Walt Disney is among the entities getting more deeply involved with such stuff. In the spring of 2008, the company established an Austin, Texas-based facility aimed at monitoring how consumers react to any number of content pieces and advertising entreaties.
In one study completed last year at the facility, executives wanted to find out whether the "ticker" that ran at the bottom of ESPN's screen distracted viewers from the ads that appeared during commercial breaks. Fans liked the ticker, of course, but the scrolling news could potentially interrupt their viewing of the ads that help support ESPN's business.
So Disney used a technique known as "eye tracking," or monitoring how viewers focused their eyes on the screen in front of them, as study participants watched an episode of "SportsCenter." Some people were exposed to ad breaks that contained a ticker, while others just watched ad breaks without it. Disney's study revealed that only about 12.6% of "eye time" was spent looking at the ticker -- not enough to disrupt viewers' ability to recall commercials or change an attitude toward a particular sponsor.
Similar tests take place at CBS's Television City, where Mr. Poltrack runs any number of focus groups (and sometimes listens in or watches from remote locations, and even changes questions on the fly). Different companies might test how one viewer reacts to watching a set of ads in one order vs. how another participant reacts to a different order of commercials. One room in the complex is set up -- with a chair that has a medical skullcap to which many sensors are attached -- that can monitor a viewer's physical reactions to what plays onscreen.
"Eye tracking" is one of the newer techniques being put into play. A viewer sits at an individual screen which has several small lights flashing below it. In another room, administrators can watch how the light reflects off the eye and onto the screen, thus determining where a viewer's attention might be at any moment of a video-watching experience. "The larger the dot" on the screen recording eye gaze, Mr. Poltrack said, "the longer they looked."
Media outlets can glean several pieces of useful information from such scrutiny. They can understand which element in a particular scene of a show, on a website or in an ad gets the most attention from a viewer. By using "cluster analysis," or looking at where the eye gazed the longest, they can determine which parts of a screen are the most popular areas at any given moment of a video. Mr. Poltrack also said magazine researchers can make use of the technology, putting magazine content on screen and then watching how viewers react.

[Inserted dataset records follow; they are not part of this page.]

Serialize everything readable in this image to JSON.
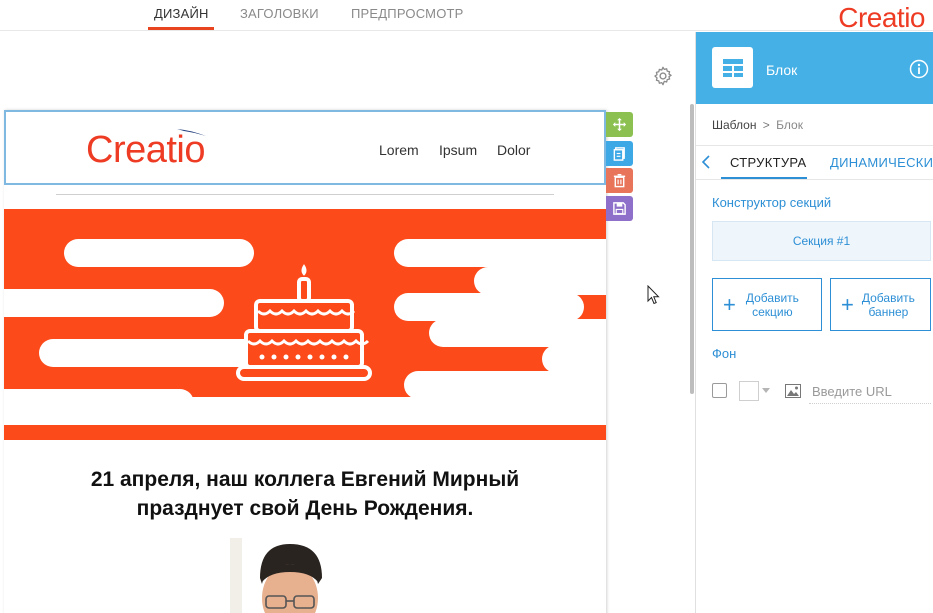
{
  "top_tabs": [
    {
      "label": "ДИЗАЙН",
      "active": true
    },
    {
      "label": "ЗАГОЛОВКИ",
      "active": false
    },
    {
      "label": "ПРЕДПРОСМОТР",
      "active": false
    }
  ],
  "brand": "Creatio",
  "email": {
    "logo": "Creatio",
    "nav": [
      "Lorem",
      "Ipsum",
      "Dolor"
    ],
    "headline_line1": "21 апреля, наш коллега Евгений Мирный",
    "headline_line2": "празднует свой День Рождения."
  },
  "panel": {
    "title": "Блок",
    "breadcrumb": {
      "parent": "Шаблон",
      "separator": ">",
      "current": "Блок"
    },
    "tabs": [
      {
        "label": "СТРУКТУРА",
        "active": true
      },
      {
        "label": "ДИНАМИЧЕСКИ",
        "active": false
      }
    ],
    "section_builder_title": "Конструктор секций",
    "section_item": "Секция #1",
    "add_section": {
      "line1": "Добавить",
      "line2": "секцию"
    },
    "add_banner": {
      "line1": "Добавить",
      "line2": "баннер"
    },
    "background_title": "Фон",
    "url_placeholder": "Введите URL"
  },
  "colors": {
    "accent_orange": "#fc4a1a",
    "brand_red": "#ee3b24",
    "panel_blue": "#45b0e6",
    "link_blue": "#2d8fd5",
    "tool_move": "#8cc152",
    "tool_copy": "#3da8e6",
    "tool_delete": "#e8745a",
    "tool_save": "#8e6fc9"
  }
}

To the media world, such stuff is serious business. But for most visitors these tests are just something fun to do. No wonder Television City stands next to a $30-a-head attraction based on "CSI" that lets visitors test their own skills at solving crime scenes. And there's a souvenir stand, too.
Why Vegas?You might think a big TV network like CBS would want to keep a research operation close to its New York- or Los Angeles-based facilities. But the fact of the matter is the network can access a much-broader crowd of consumers by placing its Television City in a big Las Vegas hotel.
At the MGM Grand, Television City is close to one of the stops on Las Vegas' monorail, and it's set next to a theater that plays host to musical acts and boxing matches. That means the crowds who pass by Television City will include visitors from hotels other than the MGM Grand. According to Mr. Poltrack, the MGM Grand usually operates at a 90% sell-out rate. All told, he ought to be guaranteed big crowds wandering past his brightly-lit signs. Average foot traffic around the facility is about 14,300 people a day, he said.
The hotel setting also gives CBS a diverse group in terms of income, origin state, lifestyle and even religious belief. Moreover, the Las Vegas setting also means that people passing by are less likely to be "professional" respondents, Mr. Poltrack said, or people who regularly take surveys or get involved with focus groups.
Television City is open seven days a week and often hosts testing days that are in excess of 12 hours long, Mr. Poltrack said. The facility has processed over 500,000 respondents between June 2001 and February 2009.
You want to watch my what?!?Here are some new methods media companies and advertisers are using to see how we react to ads and TV shows: